References

Reid, P., & Robson, B. (2007). Understanding health inequities. In B. Robson, & R. Harris (Eds.), Hauora: Māori standards of health IV (pp. 3-10). Wellington, N.Z.: Te Rōpū Rangahau Hauora A Eru Pōmare.

Czyzewski, K. (2011). Colonialism as a broader social determinant of health. International Indigenous Policy Journal, 2(1), 5. doi:10.18584/iipj.2011.2.1.5

Smith, L. T. (2012). Decolonizing methodologies : Research and indigenous peoples (2nd ed.). London : Dunedin: Zed Books ; University of Otago Press.
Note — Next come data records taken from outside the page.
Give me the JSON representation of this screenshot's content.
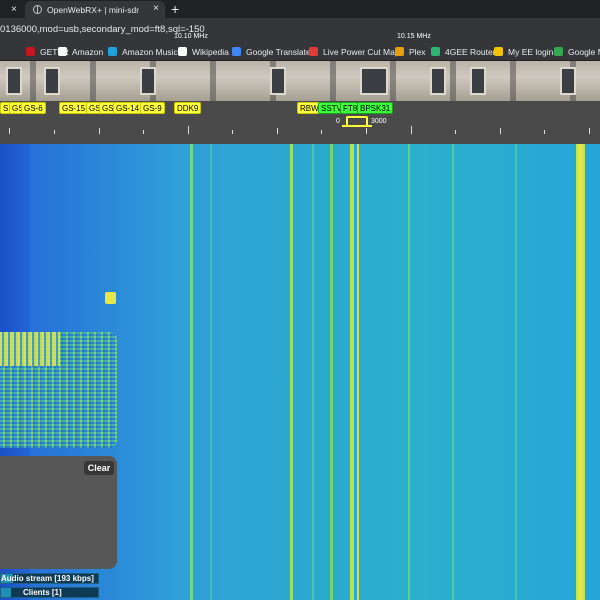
{
  "browser": {
    "active_tab_close": "×",
    "tab2_title": "OpenWebRX+ | mini-sdr",
    "tab2_close": "×",
    "new_tab": "+",
    "url": "0136000,mod=usb,secondary_mod=ft8,sql=-150"
  },
  "bookmarks": [
    {
      "label": "GETTR",
      "icon": "gettr-icon",
      "color": "#c4171f"
    },
    {
      "label": "Amazon",
      "icon": "amazon-icon",
      "color": "#ffffff"
    },
    {
      "label": "Amazon Music",
      "icon": "amazon-music-icon",
      "color": "#1fa2d9"
    },
    {
      "label": "Wikipedia",
      "icon": "wikipedia-icon",
      "color": "#ffffff"
    },
    {
      "label": "Google Translate",
      "icon": "google-translate-icon",
      "color": "#4285f4"
    },
    {
      "label": "Live Power Cut Map",
      "icon": "power-cut-icon",
      "color": "#e53935"
    },
    {
      "label": "Plex",
      "icon": "plex-icon",
      "color": "#e5a00d"
    },
    {
      "label": "4GEE Router",
      "icon": "ee-router-icon",
      "color": "#2bb673"
    },
    {
      "label": "My EE login",
      "icon": "ee-login-icon",
      "color": "#f5c400"
    },
    {
      "label": "Google Ma",
      "icon": "google-maps-icon",
      "color": "#34a853"
    }
  ],
  "sdr_bookmarks": [
    {
      "label": "S",
      "color": "yellow"
    },
    {
      "label": "GS",
      "color": "yellow"
    },
    {
      "label": "GS-6",
      "color": "yellow"
    },
    {
      "label": "GS-15",
      "color": "yellow"
    },
    {
      "label": "GS",
      "color": "yellow"
    },
    {
      "label": "GS",
      "color": "yellow"
    },
    {
      "label": "GS-14",
      "color": "yellow"
    },
    {
      "label": "GS-9",
      "color": "yellow"
    },
    {
      "label": "DDK9",
      "color": "yellow"
    },
    {
      "label": "RBW",
      "color": "yellow"
    },
    {
      "label": "SSTV",
      "color": "green"
    },
    {
      "label": "FT8",
      "color": "green"
    },
    {
      "label": "BPSK31",
      "color": "green"
    }
  ],
  "scale": {
    "label_1": "10.10 MHz",
    "label_2": "10.15 MHz",
    "passband_low": "0",
    "passband_high": "3000"
  },
  "messages_panel": {
    "clear_label": "Clear"
  },
  "status": {
    "audio_label": "Audio stream [193 kbps]",
    "audio_fill": 0.12,
    "clients_label": "Clients [1]",
    "clients_fill": 0.1
  },
  "colors": {
    "bookmark_yellow": "#ffff3a",
    "bookmark_green": "#3dff3d",
    "waterfall_base": "#2ba8cf"
  }
}
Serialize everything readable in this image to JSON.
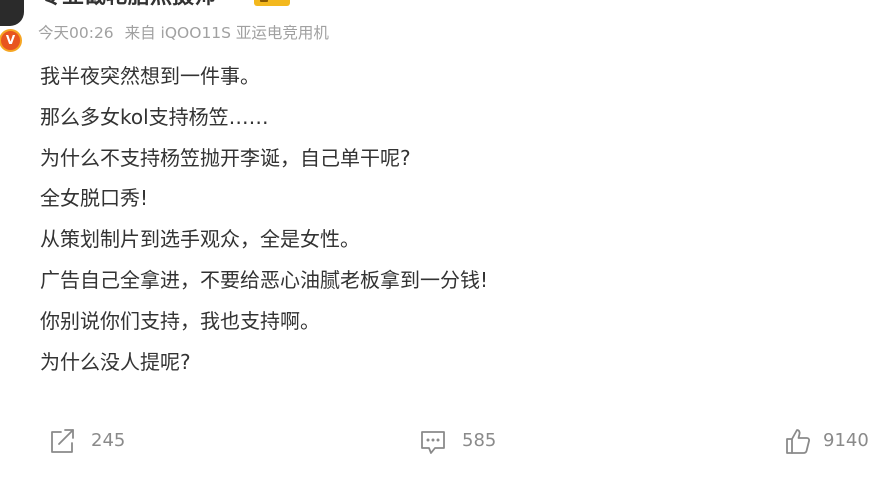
{
  "author": {
    "name": "专业截轮胎照摄师",
    "badge": "V"
  },
  "meta": {
    "time": "今天00:26",
    "source": "来自 iQOO11S 亚运电竞用机"
  },
  "post": {
    "lines": [
      "我半夜突然想到一件事。",
      "那么多女kol支持杨笠……",
      "为什么不支持杨笠抛开李诞，自己单干呢?",
      "全女脱口秀!",
      "从策划制片到选手观众，全是女性。",
      "广告自己全拿进，不要给恶心油腻老板拿到一分钱!",
      "你别说你们支持，我也支持啊。",
      "为什么没人提呢?"
    ]
  },
  "actions": {
    "repost": {
      "icon": "repost-icon",
      "count": "245"
    },
    "comment": {
      "icon": "comment-icon",
      "count": "585"
    },
    "like": {
      "icon": "thumbs-up-icon",
      "count": "9140"
    }
  },
  "colors": {
    "text": "#333333",
    "meta": "#a1a1a1",
    "action_count": "#8a8a8a",
    "icon": "#8a8a8a",
    "verified_badge": "#e8551f",
    "level_badge": "#f3b81e"
  }
}
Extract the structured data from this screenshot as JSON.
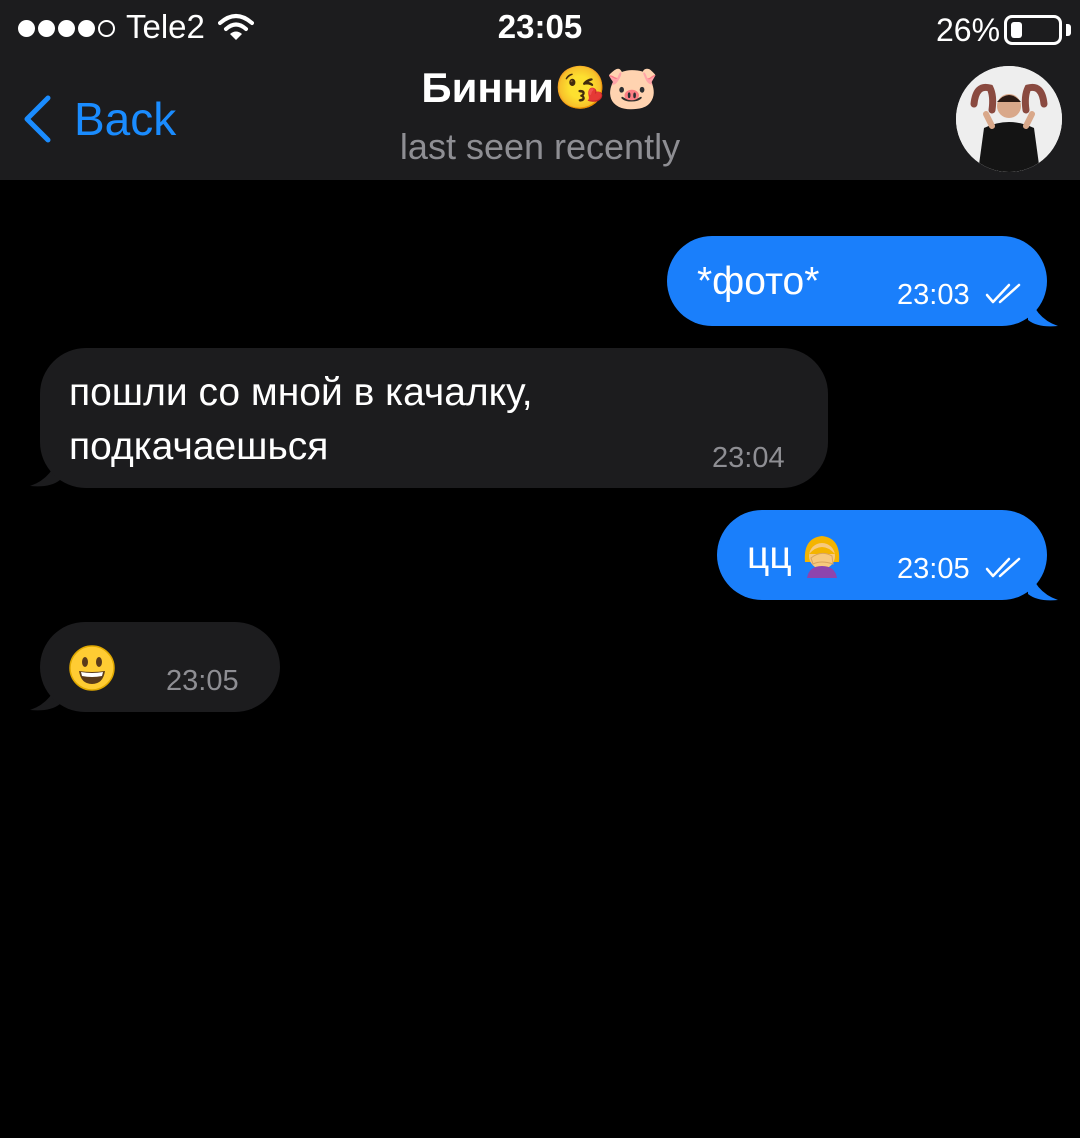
{
  "status_bar": {
    "carrier": "Tele2",
    "time": "23:05",
    "battery_percent": "26%",
    "battery_level": 0.26,
    "signal_bars_filled": 4,
    "signal_bars_total": 5
  },
  "nav": {
    "back_label": "Back",
    "title": "Бинни😘🐷",
    "subtitle": "last seen recently"
  },
  "colors": {
    "accent": "#1a8cff",
    "outgoing_bubble": "#1a7ffb",
    "incoming_bubble": "#1c1c1e",
    "header_bg": "#1c1c1e",
    "chat_bg": "#000000"
  },
  "messages": [
    {
      "direction": "outgoing",
      "text": "*фото*",
      "time": "23:03",
      "read": true
    },
    {
      "direction": "incoming",
      "lines": [
        "пошли со мной в качалку,",
        "подкачаешься"
      ],
      "time": "23:04"
    },
    {
      "direction": "outgoing",
      "text": "цц",
      "emoji": "woman-facepalming",
      "time": "23:05",
      "read": true
    },
    {
      "direction": "incoming",
      "emoji": "smiling-face-open-mouth",
      "time": "23:05"
    }
  ]
}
Wilson, S. (2008). Research is ceremony : Indigenous research methods. Black Point ; Winnipeg: Fernwood Publishing.